*** Opening of SUPPLIED RECORDS ***

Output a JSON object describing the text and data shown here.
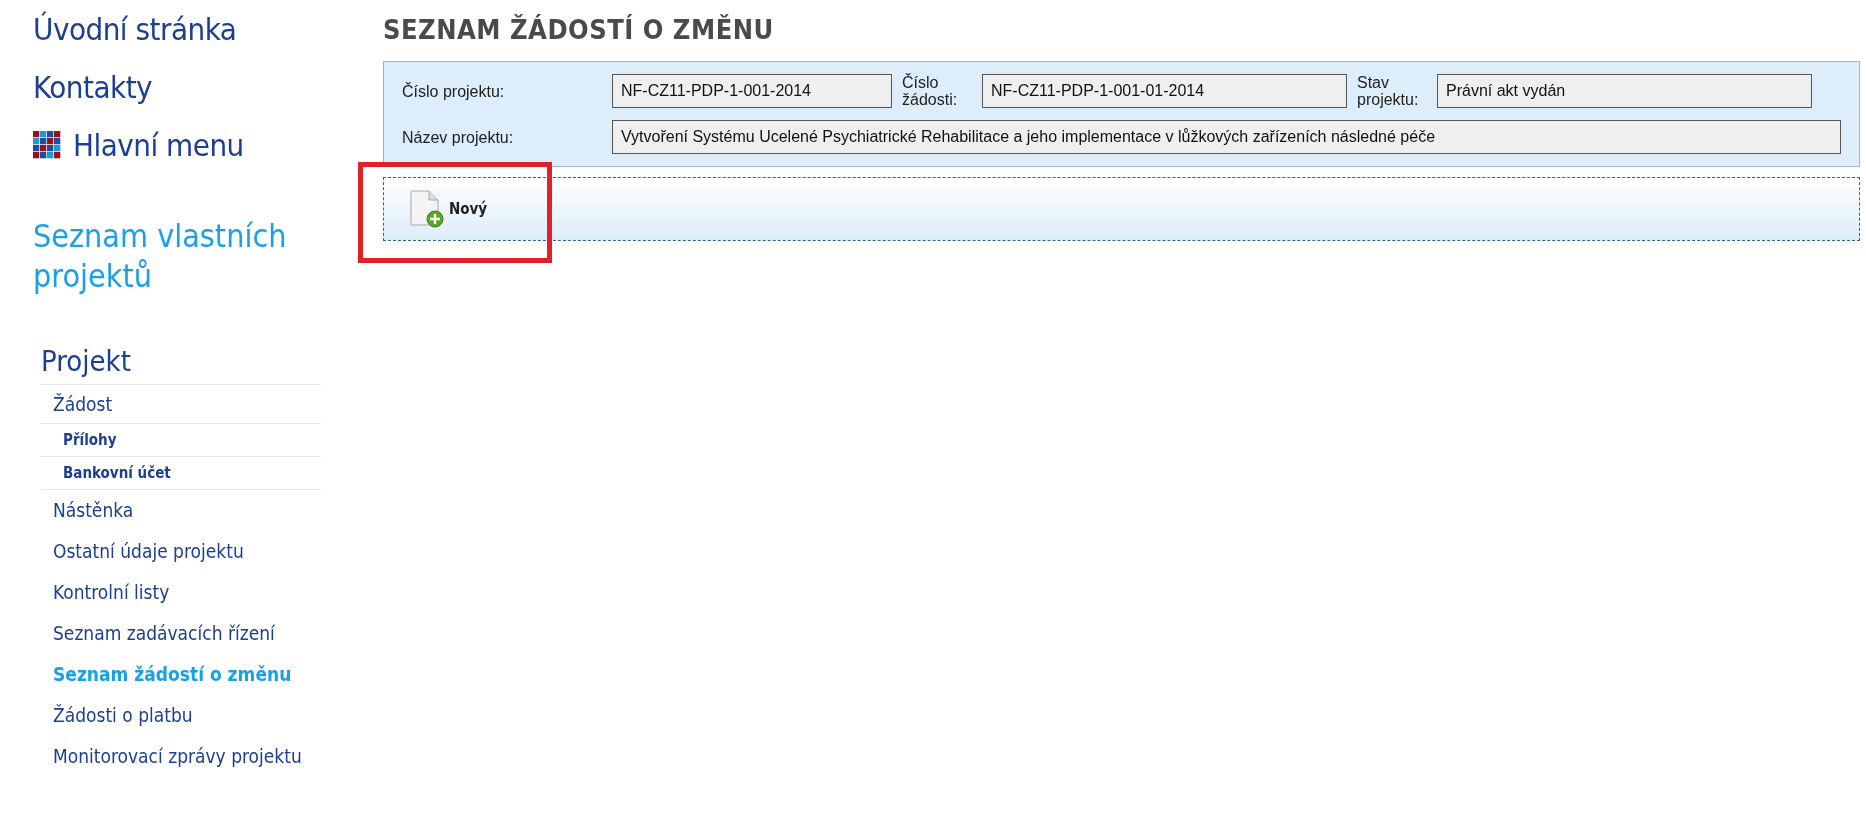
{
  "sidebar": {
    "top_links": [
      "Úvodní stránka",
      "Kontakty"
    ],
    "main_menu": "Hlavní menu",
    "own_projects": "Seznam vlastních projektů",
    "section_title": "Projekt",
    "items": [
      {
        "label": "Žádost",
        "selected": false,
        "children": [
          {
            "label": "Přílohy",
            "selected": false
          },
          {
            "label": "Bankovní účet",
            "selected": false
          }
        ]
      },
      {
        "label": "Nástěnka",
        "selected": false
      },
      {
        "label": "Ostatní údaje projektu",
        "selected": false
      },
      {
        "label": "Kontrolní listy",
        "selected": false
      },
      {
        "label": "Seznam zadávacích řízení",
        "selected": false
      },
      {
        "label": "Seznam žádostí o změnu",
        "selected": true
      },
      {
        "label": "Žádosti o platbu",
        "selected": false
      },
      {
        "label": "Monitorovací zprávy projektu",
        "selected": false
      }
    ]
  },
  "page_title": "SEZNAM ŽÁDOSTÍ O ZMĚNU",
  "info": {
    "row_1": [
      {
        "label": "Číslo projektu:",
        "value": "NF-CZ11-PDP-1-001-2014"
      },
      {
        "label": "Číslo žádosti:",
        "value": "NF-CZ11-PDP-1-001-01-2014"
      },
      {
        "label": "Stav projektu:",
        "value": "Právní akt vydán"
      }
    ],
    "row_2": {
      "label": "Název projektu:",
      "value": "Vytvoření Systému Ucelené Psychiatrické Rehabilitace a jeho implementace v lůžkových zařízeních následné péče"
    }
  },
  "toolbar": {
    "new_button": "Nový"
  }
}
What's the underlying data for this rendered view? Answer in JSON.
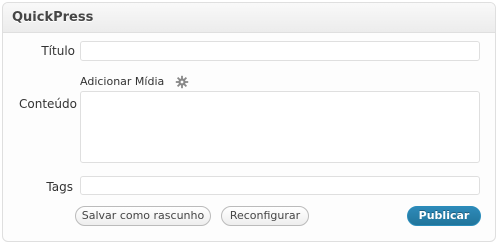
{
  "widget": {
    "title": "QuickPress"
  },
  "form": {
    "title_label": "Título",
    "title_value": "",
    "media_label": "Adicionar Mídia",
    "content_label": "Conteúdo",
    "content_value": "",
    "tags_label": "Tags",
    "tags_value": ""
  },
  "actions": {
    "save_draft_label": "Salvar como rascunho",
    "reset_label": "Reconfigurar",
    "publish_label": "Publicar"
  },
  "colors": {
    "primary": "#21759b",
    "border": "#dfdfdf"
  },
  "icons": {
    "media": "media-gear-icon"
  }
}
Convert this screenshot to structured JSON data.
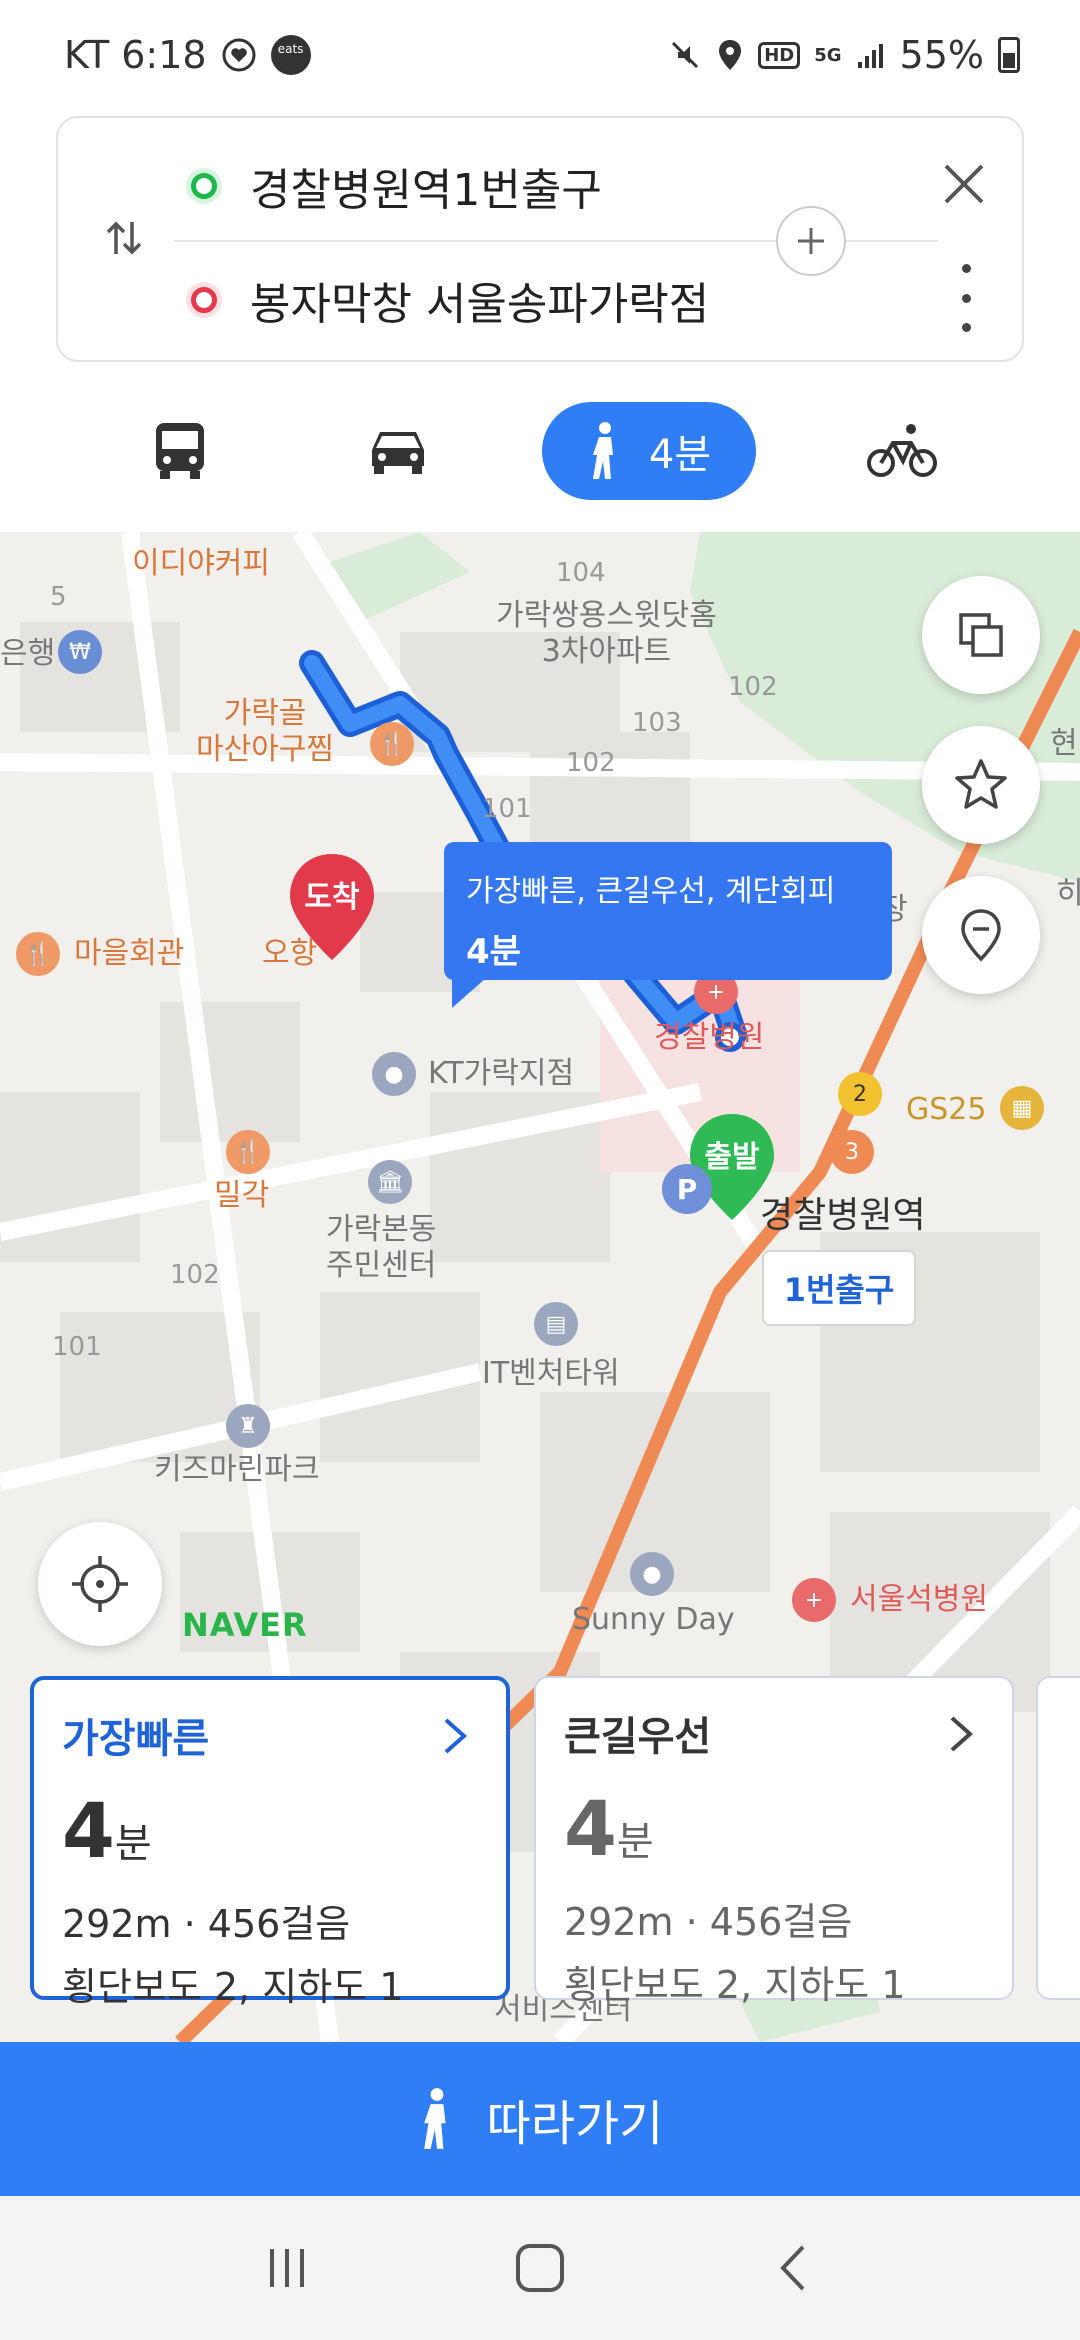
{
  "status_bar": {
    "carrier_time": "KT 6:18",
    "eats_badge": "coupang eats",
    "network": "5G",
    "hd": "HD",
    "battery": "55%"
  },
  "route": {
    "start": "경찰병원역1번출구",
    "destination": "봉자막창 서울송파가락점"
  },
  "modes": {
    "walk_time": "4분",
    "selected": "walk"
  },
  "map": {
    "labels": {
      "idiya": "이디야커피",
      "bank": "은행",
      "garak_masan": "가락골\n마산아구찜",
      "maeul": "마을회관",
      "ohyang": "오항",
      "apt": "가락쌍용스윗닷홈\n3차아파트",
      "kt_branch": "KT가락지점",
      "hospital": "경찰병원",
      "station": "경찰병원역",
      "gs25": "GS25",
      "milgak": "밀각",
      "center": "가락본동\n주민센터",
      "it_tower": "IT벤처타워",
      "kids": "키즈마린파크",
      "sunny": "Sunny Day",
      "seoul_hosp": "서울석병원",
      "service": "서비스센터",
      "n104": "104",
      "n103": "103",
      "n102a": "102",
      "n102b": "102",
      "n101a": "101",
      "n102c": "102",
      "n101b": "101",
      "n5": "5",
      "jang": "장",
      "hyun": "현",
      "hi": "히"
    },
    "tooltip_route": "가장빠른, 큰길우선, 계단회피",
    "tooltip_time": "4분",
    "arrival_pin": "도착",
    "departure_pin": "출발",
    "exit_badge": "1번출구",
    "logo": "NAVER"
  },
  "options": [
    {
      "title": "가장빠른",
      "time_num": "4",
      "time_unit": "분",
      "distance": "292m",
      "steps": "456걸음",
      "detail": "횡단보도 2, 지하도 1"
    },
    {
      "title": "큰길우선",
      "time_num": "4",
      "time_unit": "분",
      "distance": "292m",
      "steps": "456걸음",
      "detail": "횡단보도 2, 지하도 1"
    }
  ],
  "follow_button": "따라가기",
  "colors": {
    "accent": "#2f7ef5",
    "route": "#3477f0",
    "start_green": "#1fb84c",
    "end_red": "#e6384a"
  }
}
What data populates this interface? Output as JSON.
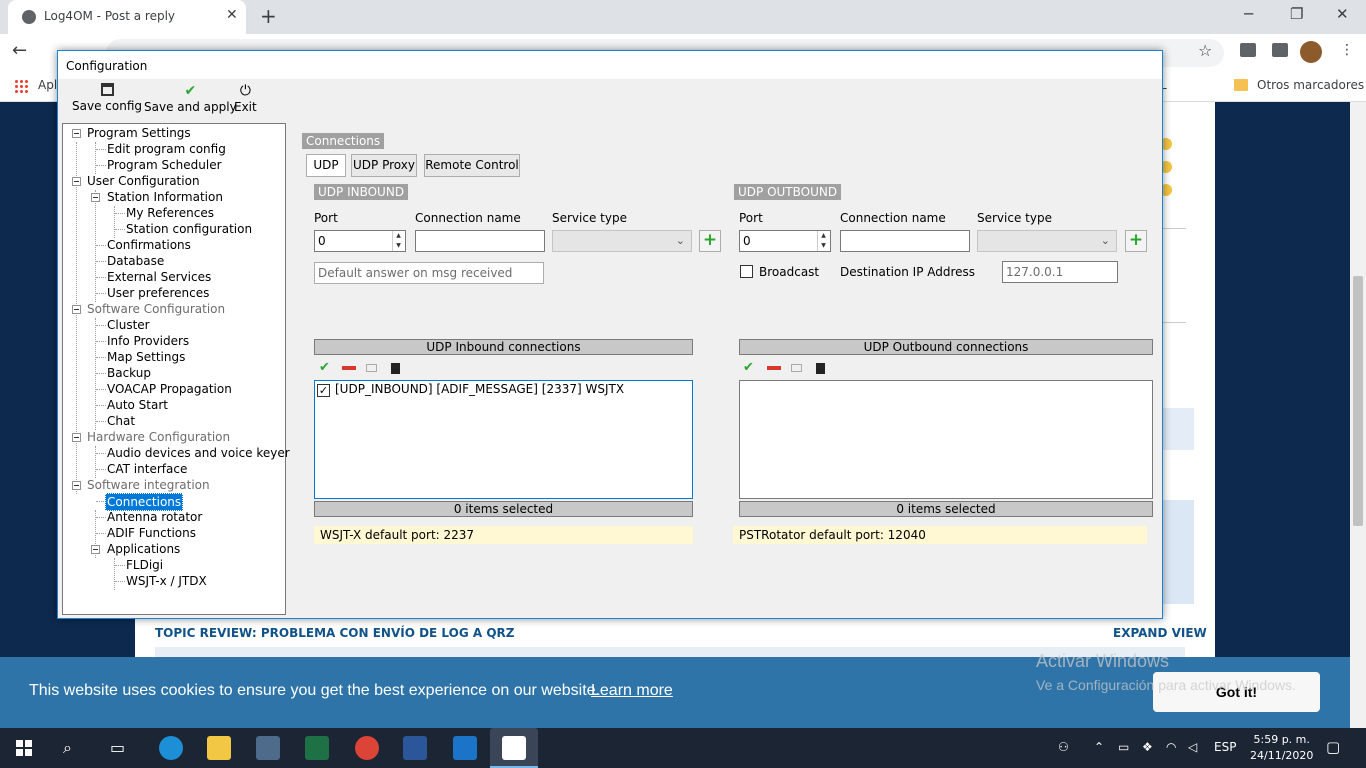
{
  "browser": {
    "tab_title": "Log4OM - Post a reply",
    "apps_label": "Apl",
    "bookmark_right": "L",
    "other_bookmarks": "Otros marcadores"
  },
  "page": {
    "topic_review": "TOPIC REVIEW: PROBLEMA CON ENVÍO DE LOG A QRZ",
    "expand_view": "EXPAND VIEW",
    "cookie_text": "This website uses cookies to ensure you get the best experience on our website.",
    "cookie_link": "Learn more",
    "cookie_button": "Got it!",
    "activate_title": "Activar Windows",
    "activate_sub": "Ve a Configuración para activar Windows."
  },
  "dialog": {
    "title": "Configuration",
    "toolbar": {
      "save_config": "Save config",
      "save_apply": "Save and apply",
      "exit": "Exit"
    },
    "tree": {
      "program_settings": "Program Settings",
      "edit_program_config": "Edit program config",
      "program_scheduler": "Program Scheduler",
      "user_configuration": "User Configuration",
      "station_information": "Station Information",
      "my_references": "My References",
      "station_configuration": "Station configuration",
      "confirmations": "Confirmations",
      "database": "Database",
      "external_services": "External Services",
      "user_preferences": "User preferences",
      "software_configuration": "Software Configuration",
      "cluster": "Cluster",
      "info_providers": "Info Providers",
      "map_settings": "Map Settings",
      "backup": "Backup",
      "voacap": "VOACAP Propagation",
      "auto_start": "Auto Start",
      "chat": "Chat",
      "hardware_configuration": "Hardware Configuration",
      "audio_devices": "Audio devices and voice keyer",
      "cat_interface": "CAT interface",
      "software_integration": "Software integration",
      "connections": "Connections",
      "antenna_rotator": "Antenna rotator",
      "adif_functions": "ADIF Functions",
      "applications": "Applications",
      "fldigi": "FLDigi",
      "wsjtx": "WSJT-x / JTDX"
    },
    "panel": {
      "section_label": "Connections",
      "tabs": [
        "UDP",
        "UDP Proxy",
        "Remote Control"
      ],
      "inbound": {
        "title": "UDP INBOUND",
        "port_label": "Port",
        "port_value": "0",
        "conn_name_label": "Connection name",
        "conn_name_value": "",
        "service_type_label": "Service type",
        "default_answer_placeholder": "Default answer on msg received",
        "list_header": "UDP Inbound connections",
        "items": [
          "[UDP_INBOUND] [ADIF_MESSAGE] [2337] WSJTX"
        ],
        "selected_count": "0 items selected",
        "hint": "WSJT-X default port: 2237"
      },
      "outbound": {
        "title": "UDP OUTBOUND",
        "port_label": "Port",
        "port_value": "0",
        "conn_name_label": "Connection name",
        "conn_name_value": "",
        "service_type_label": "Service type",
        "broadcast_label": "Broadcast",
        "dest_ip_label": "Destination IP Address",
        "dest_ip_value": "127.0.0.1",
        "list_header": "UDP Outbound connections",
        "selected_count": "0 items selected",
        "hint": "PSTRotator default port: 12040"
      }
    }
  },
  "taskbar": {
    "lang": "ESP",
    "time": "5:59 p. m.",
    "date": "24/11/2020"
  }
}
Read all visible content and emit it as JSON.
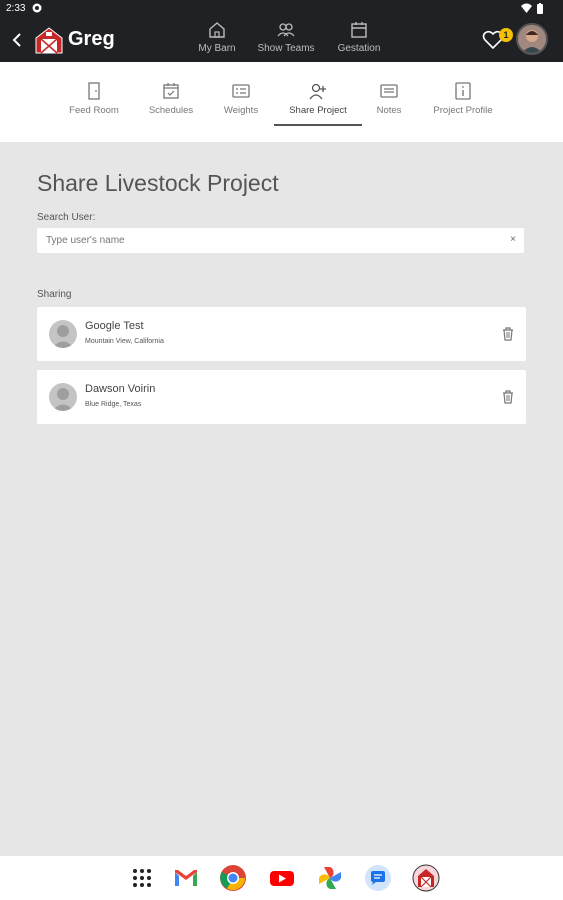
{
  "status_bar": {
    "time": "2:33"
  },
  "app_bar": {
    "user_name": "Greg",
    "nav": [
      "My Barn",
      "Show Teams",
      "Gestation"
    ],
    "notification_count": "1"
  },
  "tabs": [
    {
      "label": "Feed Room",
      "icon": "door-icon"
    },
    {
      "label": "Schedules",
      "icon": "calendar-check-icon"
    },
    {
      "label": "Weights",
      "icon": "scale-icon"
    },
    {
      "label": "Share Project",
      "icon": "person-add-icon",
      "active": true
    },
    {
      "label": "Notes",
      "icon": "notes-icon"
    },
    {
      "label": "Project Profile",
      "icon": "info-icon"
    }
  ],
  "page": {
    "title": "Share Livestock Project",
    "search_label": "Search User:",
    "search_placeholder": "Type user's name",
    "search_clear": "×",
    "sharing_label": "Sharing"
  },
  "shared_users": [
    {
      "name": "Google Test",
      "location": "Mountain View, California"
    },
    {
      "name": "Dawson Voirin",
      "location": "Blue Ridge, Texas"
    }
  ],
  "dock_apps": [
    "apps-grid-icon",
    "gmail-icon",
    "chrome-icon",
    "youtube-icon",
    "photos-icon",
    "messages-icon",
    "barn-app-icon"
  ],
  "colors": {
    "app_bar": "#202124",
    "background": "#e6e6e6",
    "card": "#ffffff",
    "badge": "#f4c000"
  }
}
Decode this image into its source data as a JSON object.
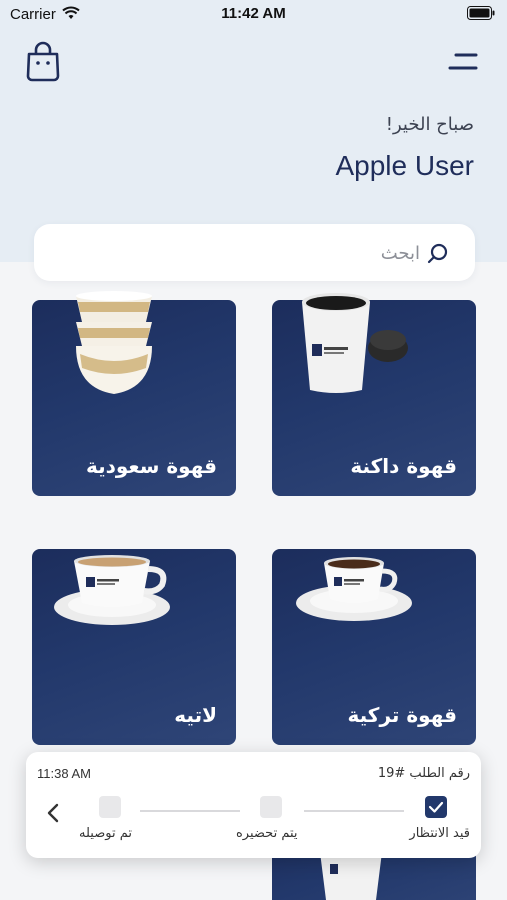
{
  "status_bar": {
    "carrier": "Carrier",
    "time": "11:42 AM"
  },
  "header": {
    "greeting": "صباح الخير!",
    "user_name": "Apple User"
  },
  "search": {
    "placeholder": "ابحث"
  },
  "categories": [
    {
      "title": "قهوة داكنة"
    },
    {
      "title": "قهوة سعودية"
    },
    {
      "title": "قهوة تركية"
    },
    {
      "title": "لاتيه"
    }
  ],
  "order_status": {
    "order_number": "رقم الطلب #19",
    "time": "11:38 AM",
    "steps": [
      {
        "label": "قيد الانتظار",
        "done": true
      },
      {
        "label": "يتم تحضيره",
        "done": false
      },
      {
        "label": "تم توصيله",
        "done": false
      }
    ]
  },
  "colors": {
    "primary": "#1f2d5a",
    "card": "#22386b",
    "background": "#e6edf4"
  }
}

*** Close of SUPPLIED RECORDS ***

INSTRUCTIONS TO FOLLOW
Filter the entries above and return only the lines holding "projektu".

TASK RESPONSE
        "label": "Ostatní údaje projektu",
        "label": "Monitorovací zprávy projektu",
        "label": "Číslo projektu:",
        "label": "Stav projektu:",
      "label": "Název projektu:",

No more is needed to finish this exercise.